- Turn off and remove unnecessary services. By default, many operating systems install auxiliary services that are not critical. These services are avenues of attack. If they are removed, threats have less avenues of attack.
- If a threat exploits one or more network services, disable, or block access to, those services until a patch is applied.
- Always keep your patch levels up-to-date, especially on computers that host public services and are accessible through the firewall, such as HTTP, FTP, mail, and DNS services.
- Configure your email server to block or remove email that contains file attachments that are commonly used to spread threats, such as .vbs, .bat, .exe, .pif and .scr files.
- Isolate compromised computers quickly to prevent threats from spreading further. Perform a forensic analysis and restore the computers using trusted media.

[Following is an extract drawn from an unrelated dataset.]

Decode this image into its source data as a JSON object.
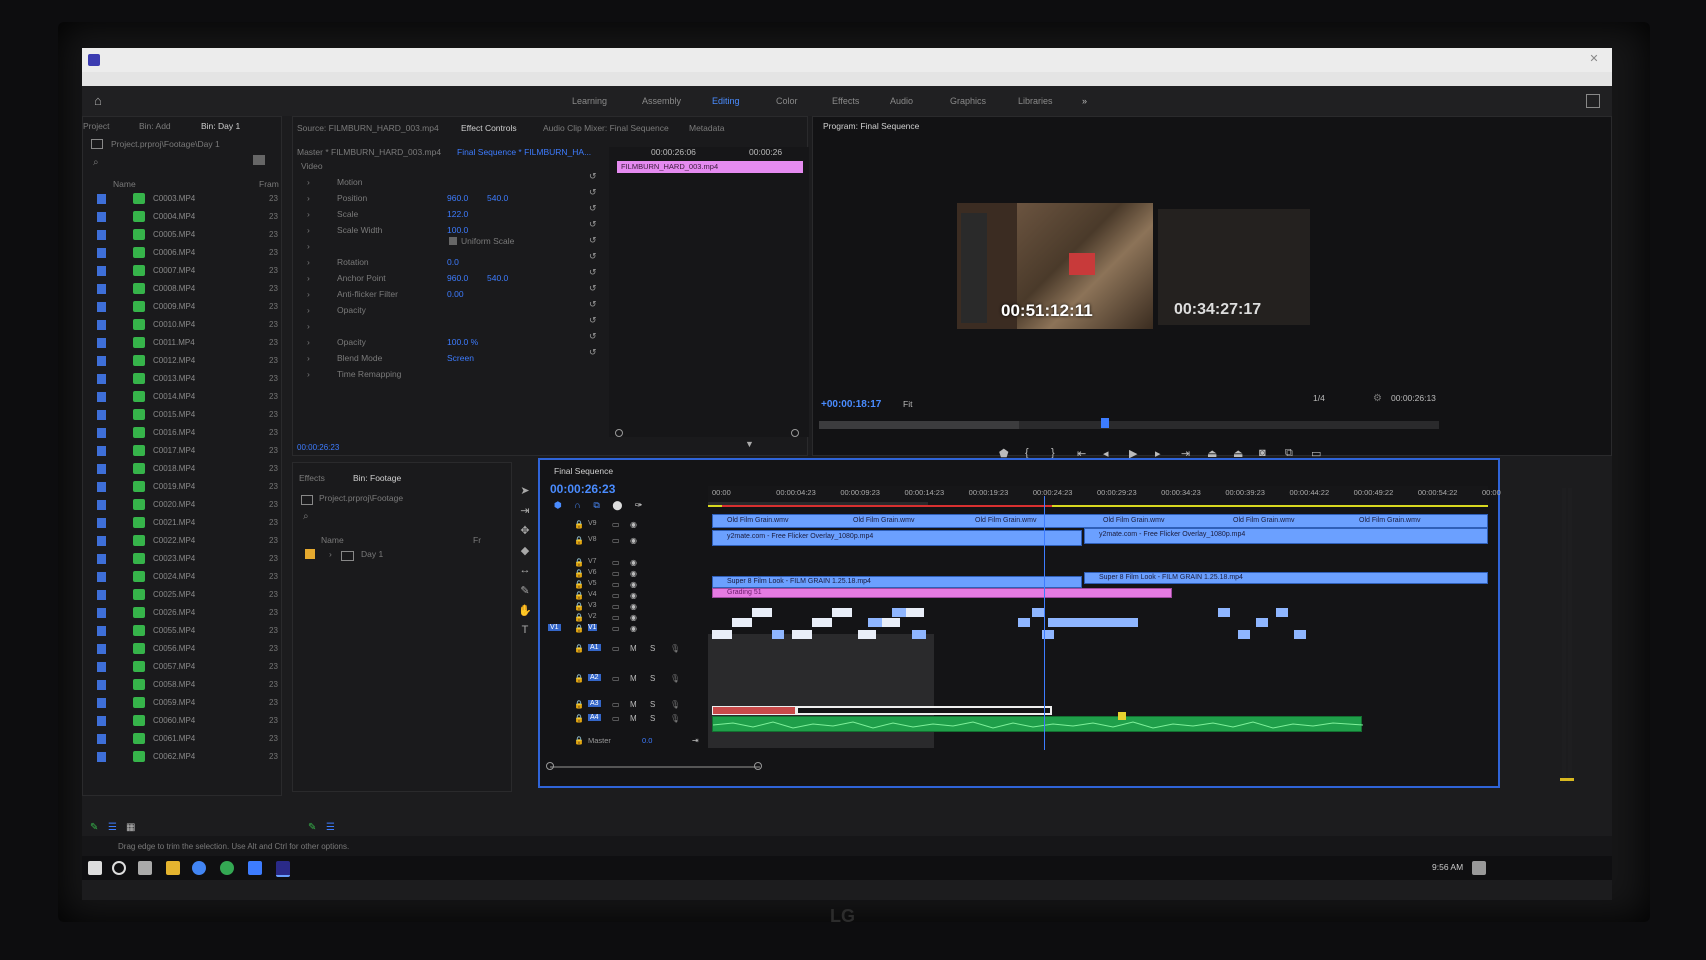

- Train employees not to open attachments unless they are expecting them. Also, do not execute software that is downloaded from the Internet unless it has been scanned for viruses. Simply visiting a compromised Web site can cause infection if certain browser vulnerabilities are not patched.
- If Bluetooth is not required for mobile devices, it should be turned off. If you require its use, ensure that the device's visibility is set to "Hidden" so that it cannot be scanned by other Bluetooth devices. If device pairing must be used, ensure that all devices are set to "Unauthorized", requiring authorization for each connection request. Do not accept applications that are unsigned or sent from unknown sources.
- For further information on the terms used in this document, please refer to the Security Response glossary.
To remove the worm:
- Run LiveUpdate to make sure that you have the most recent virus definitions.
- Start Norton AntiVirus (NAV), and run a full system scan, making sure that NAV is set to scan all files.
- Delete files detected as infected by VBS.Mill.F, VBS.Mill.F.ini and VBS.Mill.F.bat.
- Restore the Web browser proxy setting, mouse and keyboard settings, and restore your original desktop pattern.
NOTE: These changes can all be done within Windows; you need not edit the registry. See your Windows documentation for information on how to do this.
- Any files that were overwritten by the worm must be restored from backups.